Santiago Pérez (baseball)
December 30, 1975 |
Santo Domingo, Dominican Republic
|June 3, 2000 for the Milwaukee Brewers|
Last MLB appearance
|July 1, 2001 for the San Diego Padres|
Santiago Alberto Pérez (born December 30, 1975 in Santo Domingo, Dominican Republic) is a former utility player in Major League Baseball. Pérez was a switch-hitter and threw right-handed. He attended Liceo Victor Estrella High School in Santo Domingo.
Originally signed by the Detroit Tigers in 1993 as an undrafted free agent, Pérez never got higher than High-A ball in their organization, although he did display good speed, stealing 17 or more bases three times in the five seasons he was in the Tigers' organization.
On November 20, 1997, Pérez was traded by Detroit along with Rick Greene and Mike Myers to the Milwaukee Brewers in exchange for Bryce Florie. Pérez started off in Double-A baseball in 1998, but by the end of the season he had seen some time in Triple-A. He remained at the Triple-A level until June 3, 2000, which is when he made his big league debut at the age of 24. He went 0-for-2 in his first game, and he started his career off collecting only two hits in his first 11 at-bats. He collected his first hit off of Valerio de los Santos. His season would not improve much after his poor start, in fact, it would basically stay the same. He ended up hitting .173 in the 52 at-bats that made up his first season. He was however 100% successful in the stolen base category, stealing four bases in four attempts.
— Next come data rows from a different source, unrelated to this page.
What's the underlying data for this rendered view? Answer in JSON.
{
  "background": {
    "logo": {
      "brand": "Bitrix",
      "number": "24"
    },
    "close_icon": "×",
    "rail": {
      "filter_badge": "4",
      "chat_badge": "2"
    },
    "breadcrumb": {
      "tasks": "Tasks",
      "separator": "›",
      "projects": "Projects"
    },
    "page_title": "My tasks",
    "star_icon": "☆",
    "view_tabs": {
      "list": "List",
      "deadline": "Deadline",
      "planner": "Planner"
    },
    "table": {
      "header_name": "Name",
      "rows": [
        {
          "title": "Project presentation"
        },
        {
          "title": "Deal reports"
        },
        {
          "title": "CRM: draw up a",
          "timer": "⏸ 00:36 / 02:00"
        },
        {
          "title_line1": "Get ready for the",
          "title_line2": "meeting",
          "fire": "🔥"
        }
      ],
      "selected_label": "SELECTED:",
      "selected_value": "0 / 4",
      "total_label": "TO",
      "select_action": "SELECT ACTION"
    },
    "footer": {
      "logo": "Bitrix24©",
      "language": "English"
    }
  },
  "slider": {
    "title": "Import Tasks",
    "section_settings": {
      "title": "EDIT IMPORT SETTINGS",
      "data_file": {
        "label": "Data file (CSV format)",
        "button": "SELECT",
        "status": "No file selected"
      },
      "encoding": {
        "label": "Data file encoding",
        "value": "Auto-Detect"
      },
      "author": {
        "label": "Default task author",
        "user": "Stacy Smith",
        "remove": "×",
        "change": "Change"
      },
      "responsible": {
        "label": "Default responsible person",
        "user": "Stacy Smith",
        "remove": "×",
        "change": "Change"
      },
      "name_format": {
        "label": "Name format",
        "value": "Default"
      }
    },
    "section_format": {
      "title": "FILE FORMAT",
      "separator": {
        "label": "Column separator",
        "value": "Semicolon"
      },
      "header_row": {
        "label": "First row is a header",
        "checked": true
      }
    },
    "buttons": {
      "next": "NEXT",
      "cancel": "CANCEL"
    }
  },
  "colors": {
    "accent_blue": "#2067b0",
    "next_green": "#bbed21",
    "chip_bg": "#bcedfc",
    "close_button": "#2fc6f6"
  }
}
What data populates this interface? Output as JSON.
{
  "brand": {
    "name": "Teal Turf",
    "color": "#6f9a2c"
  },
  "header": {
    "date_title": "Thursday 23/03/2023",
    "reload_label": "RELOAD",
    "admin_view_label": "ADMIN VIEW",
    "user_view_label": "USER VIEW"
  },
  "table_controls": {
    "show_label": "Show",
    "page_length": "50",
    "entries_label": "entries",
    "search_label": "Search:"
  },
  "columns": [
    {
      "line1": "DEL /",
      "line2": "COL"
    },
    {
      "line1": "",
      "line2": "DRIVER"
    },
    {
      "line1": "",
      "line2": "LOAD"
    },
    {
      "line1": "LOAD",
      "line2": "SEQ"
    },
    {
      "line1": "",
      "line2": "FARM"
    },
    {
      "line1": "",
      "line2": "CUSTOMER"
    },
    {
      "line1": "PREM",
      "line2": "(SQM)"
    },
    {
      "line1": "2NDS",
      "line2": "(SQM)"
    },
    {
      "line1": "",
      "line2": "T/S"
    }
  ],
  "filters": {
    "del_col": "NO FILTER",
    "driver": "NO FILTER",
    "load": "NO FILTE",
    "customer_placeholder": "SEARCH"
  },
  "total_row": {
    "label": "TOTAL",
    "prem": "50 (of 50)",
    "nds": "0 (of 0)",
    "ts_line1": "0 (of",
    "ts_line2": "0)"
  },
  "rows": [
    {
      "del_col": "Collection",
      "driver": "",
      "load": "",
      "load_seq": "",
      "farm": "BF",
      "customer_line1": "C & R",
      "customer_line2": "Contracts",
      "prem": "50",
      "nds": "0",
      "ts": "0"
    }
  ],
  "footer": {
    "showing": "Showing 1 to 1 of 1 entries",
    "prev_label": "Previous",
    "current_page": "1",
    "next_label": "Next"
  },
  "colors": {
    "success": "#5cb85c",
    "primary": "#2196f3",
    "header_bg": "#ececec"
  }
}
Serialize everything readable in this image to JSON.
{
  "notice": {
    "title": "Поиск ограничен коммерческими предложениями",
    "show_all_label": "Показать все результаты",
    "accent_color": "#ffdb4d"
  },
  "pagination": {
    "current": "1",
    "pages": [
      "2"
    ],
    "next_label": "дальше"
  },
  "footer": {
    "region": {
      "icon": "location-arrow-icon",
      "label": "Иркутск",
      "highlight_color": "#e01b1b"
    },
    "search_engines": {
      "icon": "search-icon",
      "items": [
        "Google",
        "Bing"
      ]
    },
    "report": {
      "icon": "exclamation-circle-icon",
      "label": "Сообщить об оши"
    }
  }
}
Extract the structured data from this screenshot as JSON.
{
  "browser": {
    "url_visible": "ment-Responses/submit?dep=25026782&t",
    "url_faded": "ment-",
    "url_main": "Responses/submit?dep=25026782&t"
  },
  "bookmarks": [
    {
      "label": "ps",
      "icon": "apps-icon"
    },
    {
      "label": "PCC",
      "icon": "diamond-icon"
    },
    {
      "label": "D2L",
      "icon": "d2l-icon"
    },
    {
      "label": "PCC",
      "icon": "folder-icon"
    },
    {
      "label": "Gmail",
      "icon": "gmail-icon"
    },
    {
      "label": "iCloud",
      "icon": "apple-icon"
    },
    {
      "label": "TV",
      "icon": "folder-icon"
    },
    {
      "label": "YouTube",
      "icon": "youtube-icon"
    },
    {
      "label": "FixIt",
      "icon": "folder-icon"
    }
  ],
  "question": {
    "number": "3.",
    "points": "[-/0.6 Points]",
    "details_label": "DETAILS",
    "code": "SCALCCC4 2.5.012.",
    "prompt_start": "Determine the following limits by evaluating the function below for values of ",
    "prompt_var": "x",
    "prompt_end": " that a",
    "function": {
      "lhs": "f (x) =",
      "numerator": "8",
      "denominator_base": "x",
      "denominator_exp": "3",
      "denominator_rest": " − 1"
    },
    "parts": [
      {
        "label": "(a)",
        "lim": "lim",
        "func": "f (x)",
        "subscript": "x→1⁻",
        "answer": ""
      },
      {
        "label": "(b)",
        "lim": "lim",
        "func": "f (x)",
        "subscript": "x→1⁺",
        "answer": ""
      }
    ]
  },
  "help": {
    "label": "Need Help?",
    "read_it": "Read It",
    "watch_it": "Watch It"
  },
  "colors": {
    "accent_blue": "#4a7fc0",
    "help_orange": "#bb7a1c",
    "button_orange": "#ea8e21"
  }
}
In the 2000–2001 offseason, the Brewers sent Pérez with a player to be named later to the San Diego Padres for Brandon Kolb and a player to be named later. The two players to be named would end up being Will Cunnane from the Padres and minor leaguer Chad Green from the Brewers.
Although Pérez was with a new team, his luck did not improve much. He played 43 games with the Padres in 2001, coming to the plate 81 times. He was involved in A. J. Burnett's no-hitter in 2001, obviously on the losing side. He went 0-for-1 (he struck out). Overall, he collected 16 hits for a .198 batting average in 2001-a slight improvement over the previous season, but still a poor average. July 1, 2001, would end up being Pérez's last game in the majors. He collected a walk in his only plate appearance in that game.
Although his big league career was over, his professional career was not. In fact, he was bouncing around the minor leagues as recently as 2005, and in 28 games with Double-A Frisco in 2004, he hit .387.
Even though his career batting statistics were nothing near stellar-overall, he hit .188 with no home runs and six RBI in 133 career at-bats he was still a fairly valuable asset to have on the team, due to his defensive versatility. Not only did he play in all three outfield spots in his career, he also spent time at shortstop and second base. His career fielding percentage was .926.
He wore two numbers in his career - 57 and 1.